A few years back, I started dreaming about building a ministry team at our church that focused on storytelling. I was the Creative Arts Pastor at WoodsEdge, our church near Houston. I oversaw all the programming for our weekend services, and my team created all the media each week.
Our church is a passionate church. And I began to see how much of an impact our stories were having. We made all kinds of videos – announcements, promos, sermon intros and funny stuff. But when we told a story, it connected big time.
I had no idea what a storytelling ministry would (or should) look like for us. But I knew that we needed to let more people in on this. And I knew we wanted to empower and raise up artists for this ministry. This meant inviting volunteers into our storytelling process for the first time, something we had never really done before.
This past year we launched our Story Team. And to be honest, it was a shot in the dark. We had prayed about it a lot but still had questions about how it would all work. We launched it anyway. The dream was to help create a culture of storytelling at our church. Not only would we be a team that produced stories, we would be the ones to champion the value of personal stories – because each one matters.
As we started to meet, we asked each team member to write out their story and share it with the group. We wanted them to experience what it feels like to get vulnerable and open up, so they could walk someone else through that process.
Every month we would gather at the table around some food and listen to 3 or 4 stories. After each person shared, I asked our team to speak back what they had heard, what they loved and what impacted them. The response was absolutely life-giving. Each person’s vulnerability was met with encouragement and acceptance. The room felt deeply connected in a holy sort of way.
This made a huge impact on us as leaders and helped us realize several things.
The first thing is that people crave connection and stories deliver on that. There’s something very human about letting down your guard and sharing something difficult. But when we’re willing to share it, it connects on a deep level with other people.
We also realized that storytelling is a ministry, not just a craft. Not all of our team members needed training to produce stories – filming and writing and taking photos. Some of our team members are just really good listeners. They’re wired for empathy, and that’s a crucial component for walking people through an interview process.
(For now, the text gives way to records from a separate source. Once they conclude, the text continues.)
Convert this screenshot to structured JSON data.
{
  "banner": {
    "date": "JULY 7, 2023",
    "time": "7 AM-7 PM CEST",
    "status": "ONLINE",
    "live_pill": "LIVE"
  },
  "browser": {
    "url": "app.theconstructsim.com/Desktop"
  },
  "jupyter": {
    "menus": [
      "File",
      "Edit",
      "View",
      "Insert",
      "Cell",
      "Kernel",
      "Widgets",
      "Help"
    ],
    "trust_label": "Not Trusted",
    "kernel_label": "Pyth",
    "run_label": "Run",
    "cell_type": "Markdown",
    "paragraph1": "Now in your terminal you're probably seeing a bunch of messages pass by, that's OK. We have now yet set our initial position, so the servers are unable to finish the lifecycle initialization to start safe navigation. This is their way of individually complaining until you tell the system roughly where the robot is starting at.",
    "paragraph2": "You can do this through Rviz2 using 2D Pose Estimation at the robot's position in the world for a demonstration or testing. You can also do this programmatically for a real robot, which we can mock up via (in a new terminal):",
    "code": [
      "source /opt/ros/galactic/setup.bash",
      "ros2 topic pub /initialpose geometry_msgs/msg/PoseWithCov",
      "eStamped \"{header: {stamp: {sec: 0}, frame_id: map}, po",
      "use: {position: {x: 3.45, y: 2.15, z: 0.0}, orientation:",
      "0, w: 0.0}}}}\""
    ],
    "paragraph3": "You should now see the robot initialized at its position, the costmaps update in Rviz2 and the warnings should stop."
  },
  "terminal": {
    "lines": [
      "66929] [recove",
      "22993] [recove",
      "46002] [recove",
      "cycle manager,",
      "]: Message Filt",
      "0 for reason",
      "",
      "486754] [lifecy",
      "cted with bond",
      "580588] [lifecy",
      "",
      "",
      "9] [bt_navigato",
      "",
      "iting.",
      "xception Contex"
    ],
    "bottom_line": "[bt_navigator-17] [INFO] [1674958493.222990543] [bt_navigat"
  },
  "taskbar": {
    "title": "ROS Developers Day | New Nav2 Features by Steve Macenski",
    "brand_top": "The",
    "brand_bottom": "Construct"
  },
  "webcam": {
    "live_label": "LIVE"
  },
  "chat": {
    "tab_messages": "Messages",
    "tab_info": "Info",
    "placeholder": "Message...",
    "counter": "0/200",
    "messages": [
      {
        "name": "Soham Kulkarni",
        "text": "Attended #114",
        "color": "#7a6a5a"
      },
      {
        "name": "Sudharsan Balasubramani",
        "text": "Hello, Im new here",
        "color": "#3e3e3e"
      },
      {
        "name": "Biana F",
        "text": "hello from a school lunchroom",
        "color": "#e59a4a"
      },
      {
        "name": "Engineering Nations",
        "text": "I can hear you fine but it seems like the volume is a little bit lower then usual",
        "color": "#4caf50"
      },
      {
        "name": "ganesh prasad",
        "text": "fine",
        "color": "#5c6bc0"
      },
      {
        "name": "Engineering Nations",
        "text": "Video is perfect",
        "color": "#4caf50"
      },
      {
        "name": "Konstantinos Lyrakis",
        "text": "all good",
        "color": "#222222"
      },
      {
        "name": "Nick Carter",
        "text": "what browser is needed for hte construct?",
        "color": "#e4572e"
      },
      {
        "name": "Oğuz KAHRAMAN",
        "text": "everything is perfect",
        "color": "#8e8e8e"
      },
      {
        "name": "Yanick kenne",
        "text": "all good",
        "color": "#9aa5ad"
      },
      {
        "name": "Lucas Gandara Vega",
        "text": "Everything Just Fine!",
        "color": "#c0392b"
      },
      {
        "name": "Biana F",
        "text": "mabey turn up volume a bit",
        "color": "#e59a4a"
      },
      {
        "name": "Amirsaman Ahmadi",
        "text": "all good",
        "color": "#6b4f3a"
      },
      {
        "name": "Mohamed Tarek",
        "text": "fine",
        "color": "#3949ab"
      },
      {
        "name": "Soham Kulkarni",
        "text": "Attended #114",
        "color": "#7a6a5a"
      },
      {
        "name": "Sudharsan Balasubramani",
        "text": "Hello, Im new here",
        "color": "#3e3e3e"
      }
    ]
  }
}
Other team members had a passion for untold stories, for the people you wouldn’t expect, the stories that are less flashy and more everyday. These were people that could help us find new stories because they were already looking for them.
And then we had team members who were more creative – writers, photographers and filmmakers. They were the ones to bring along on photo shoots and film projects so they could begin to grow and be empowered as artists.
Along the way, I’ve seen our team become more intentional and confident in what they’re doing. And we’ve gotten some traction as we’ve done this work together. It hasn’t always been easy. Working with a larger group takes patience. Training people takes time. If you’re used to fast production schedules (like we are), it’s an adjustment. But it’s been absolutely worth it.
We still have moments when we have no idea what to do next. But we’ve gotten to a point where we’re doing this ministry together. Storytelling is a team sport. And we’re willing to push through uncertainty because we believe in each other and in what we’re doing.
P.S. If you’re considering starting a storytelling ministry in your church, we would love to chat with you, to hear what you’re dreaming about and encourage you. Shoot us an email anytime.